A discussion of the theories of society of Plato and Aristotle actually has two components, analysis of how they thought real societies actually operated and how they thought an ideal society should operate. In both cases, they take as a starting point the societies of classical Greece; neither were particularly interested in the societies of "barbarians" (the Greek term for foreigners).
Aristotle divided societies into democracies, oligarchies, and monarchies (either led by hereditary kings or tyrants). He generally accepted social stratification as inevitable, believing that women were naturally inferior and that many people (especially those who were not ethnic Greeks) were "natural slaves". He saw the arts as educating and regulating the emotions and thus having an important role in civic society. His social ideals were just, moderate, and rational. His focus was on maximizing "eudaimonia" (happiness as opposed to momentary pleasure).
Plato was more of an idealist than Aristotle, less concerned with how societies are than how they should be. His main concern was that a society ought to create circumstances which allowed each individual soul to strive towards the divine. He saw education as extremely important.

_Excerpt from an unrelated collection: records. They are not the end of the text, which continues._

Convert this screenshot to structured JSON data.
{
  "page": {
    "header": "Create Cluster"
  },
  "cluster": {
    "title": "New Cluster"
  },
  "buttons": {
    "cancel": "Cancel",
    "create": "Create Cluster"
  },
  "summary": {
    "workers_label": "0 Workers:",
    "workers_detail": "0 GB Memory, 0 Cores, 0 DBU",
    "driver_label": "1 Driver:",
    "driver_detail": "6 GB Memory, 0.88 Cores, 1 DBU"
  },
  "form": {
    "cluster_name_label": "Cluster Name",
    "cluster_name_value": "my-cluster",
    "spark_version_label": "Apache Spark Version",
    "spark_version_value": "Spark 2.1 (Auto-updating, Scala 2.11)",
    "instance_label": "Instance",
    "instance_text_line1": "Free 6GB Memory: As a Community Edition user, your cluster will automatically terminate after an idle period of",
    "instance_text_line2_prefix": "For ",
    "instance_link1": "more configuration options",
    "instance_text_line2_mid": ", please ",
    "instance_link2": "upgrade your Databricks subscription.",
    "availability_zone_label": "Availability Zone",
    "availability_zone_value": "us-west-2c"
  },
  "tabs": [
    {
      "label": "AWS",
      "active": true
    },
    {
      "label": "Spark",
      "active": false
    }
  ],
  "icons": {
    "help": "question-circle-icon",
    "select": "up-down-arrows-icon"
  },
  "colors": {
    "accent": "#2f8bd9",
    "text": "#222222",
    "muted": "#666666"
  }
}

Because of his emphasis on the soul rather than on external circumstances, Plato believed in gender equality; for him, a noble soul might appear in the body of a woman or slave or barbarian, and so his school, the Academy, as well as his ideal society, judged people based entirely on their merits of character and intellect. He generally disapproved of the arts. He disliked democracy because he felt that it selected people for positions on grounds which had nothing to do with ability.